**WORK TO COMPLETE**
Please return each entry exactly as it appears, but not the pictures.

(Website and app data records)
++++++++++++++++++++

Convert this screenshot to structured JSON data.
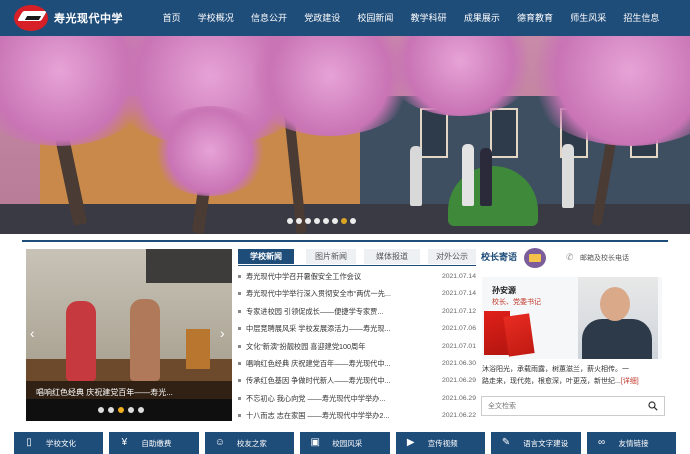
{
  "header": {
    "school_name": "寿光现代中学",
    "nav": [
      "首页",
      "学校概况",
      "信息公开",
      "党政建设",
      "校园新闻",
      "教学科研",
      "成果展示",
      "德育教育",
      "师生风采",
      "招生信息"
    ]
  },
  "banner": {
    "slide_count": 8,
    "active_slide": 6
  },
  "slider": {
    "caption": "唱响红色经典 庆祝建党百年——寿光...",
    "slide_count": 5,
    "active_slide": 2
  },
  "tabs": [
    "学校新闻",
    "图片新闻",
    "媒体报道",
    "对外公示"
  ],
  "active_tab": 0,
  "news": [
    {
      "title": "寿光现代中学召开暑假安全工作会议",
      "date": "2021.07.14"
    },
    {
      "title": "寿光现代中学举行深入贯彻安全市“两优一先...",
      "date": "2021.07.14"
    },
    {
      "title": "专家进校园 引领促成长——便捷学专家贾...",
      "date": "2021.07.12"
    },
    {
      "title": "中层竞聘展风采 学校发展添活力——寿光现...",
      "date": "2021.07.06"
    },
    {
      "title": "文化“新演”扮靓校园 喜迎建党100周年",
      "date": "2021.07.01"
    },
    {
      "title": "唱响红色经典 庆祝建党百年——寿光现代中...",
      "date": "2021.06.30"
    },
    {
      "title": "传承红色基因 争做时代新人——寿光现代中...",
      "date": "2021.06.29"
    },
    {
      "title": "不忘初心 我心向党 ——寿光现代中学举办...",
      "date": "2021.06.29"
    },
    {
      "title": "十八而志 志在家国 ——寿光现代中学举办2...",
      "date": "2021.06.22"
    }
  ],
  "principal": {
    "section_title": "校长寄语",
    "mail_link": "邮箱及校长电话",
    "name": "孙安源",
    "role": "校长、党委书记",
    "desc_line1": "沐浴阳光，承载雨露，树蕙滋兰，薪火相传。一",
    "desc_line2": "路走来，现代苑，根愈深，叶更茂，新世纪...",
    "detail_label": "[详细]"
  },
  "search": {
    "placeholder": "全文检索"
  },
  "bottom_links": [
    {
      "label": "学校文化",
      "icon": "book-icon"
    },
    {
      "label": "自助缴费",
      "icon": "payment-icon"
    },
    {
      "label": "校友之家",
      "icon": "user-icon"
    },
    {
      "label": "校园风采",
      "icon": "image-icon"
    },
    {
      "label": "宣传视频",
      "icon": "video-icon"
    },
    {
      "label": "语言文字建设",
      "icon": "edit-icon"
    },
    {
      "label": "友情链接",
      "icon": "link-icon"
    }
  ],
  "colors": {
    "primary": "#1f4d7a",
    "accent": "#f0b020",
    "highlight": "#c0392b"
  }
}
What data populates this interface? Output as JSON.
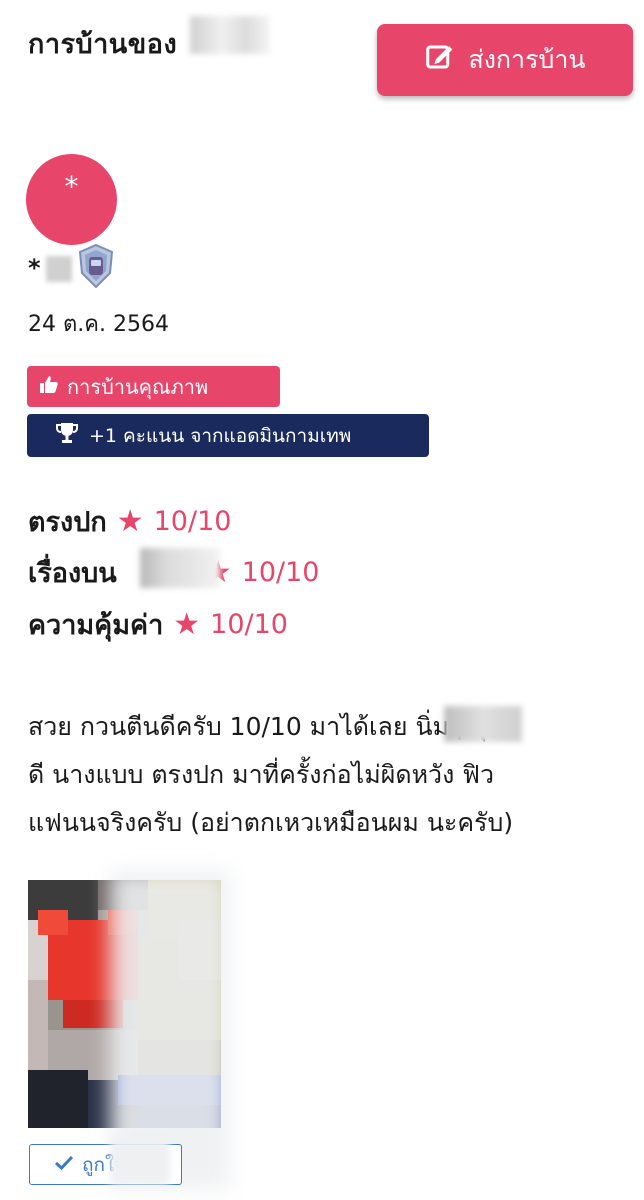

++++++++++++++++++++

**EXERCISE OUTPUT**
Convert this screenshot to structured JSON data.
{
  "header": {
    "school_name": "寿光现代中学",
    "nav": [
      "首页",
      "学校概况",
      "信息公开",
      "党政建设",
      "校园新闻",
      "教学科研",
      "成果展示",
      "德育教育",
      "师生风采",
      "招生信息"
    ]
  },
  "banner": {
    "slide_count": 8,
    "active_slide": 6
  },
  "slider": {
    "caption": "唱响红色经典 庆祝建党百年——寿光...",
    "slide_count": 5,
    "active_slide": 2
  },
  "tabs": [
    "学校新闻",
    "图片新闻",
    "媒体报道",
    "对外公示"
  ],
  "active_tab": 0,
  "news": [
    {
      "title": "寿光现代中学召开暑假安全工作会议",
      "date": "2021.07.14"
    },
    {
      "title": "寿光现代中学举行深入贯彻安全市“两优一先...",
      "date": "2021.07.14"
    },
    {
      "title": "专家进校园 引领促成长——便捷学专家贾...",
      "date": "2021.07.12"
    },
    {
      "title": "中层竞聘展风采 学校发展添活力——寿光现...",
      "date": "2021.07.06"
    },
    {
      "title": "文化“新演”扮靓校园 喜迎建党100周年",
      "date": "2021.07.01"
    },
    {
      "title": "唱响红色经典 庆祝建党百年——寿光现代中...",
      "date": "2021.06.30"
    },
    {
      "title": "传承红色基因 争做时代新人——寿光现代中...",
      "date": "2021.06.29"
    },
    {
      "title": "不忘初心 我心向党 ——寿光现代中学举办...",
      "date": "2021.06.29"
    },
    {
      "title": "十八而志 志在家国 ——寿光现代中学举办2...",
      "date": "2021.06.22"
    }
  ],
  "principal": {
    "section_title": "校长寄语",
    "mail_link": "邮箱及校长电话",
    "name": "孙安源",
    "role": "校长、党委书记",
    "desc_line1": "沐浴阳光，承载雨露，树蕙滋兰，薪火相传。一",
    "desc_line2": "路走来，现代苑，根愈深，叶更茂，新世纪...",
    "detail_label": "[详细]"
  },
  "search": {
    "placeholder": "全文检索"
  },
  "bottom_links": [
    {
      "label": "学校文化",
      "icon": "book-icon"
    },
    {
      "label": "自助缴费",
      "icon": "payment-icon"
    },
    {
      "label": "校友之家",
      "icon": "user-icon"
    },
    {
      "label": "校园风采",
      "icon": "image-icon"
    },
    {
      "label": "宣传视频",
      "icon": "video-icon"
    },
    {
      "label": "语言文字建设",
      "icon": "edit-icon"
    },
    {
      "label": "友情链接",
      "icon": "link-icon"
    }
  ],
  "colors": {
    "primary": "#1f4d7a",
    "accent": "#f0b020",
    "highlight": "#c0392b"
  }
}
What data populates this interface? Output as JSON.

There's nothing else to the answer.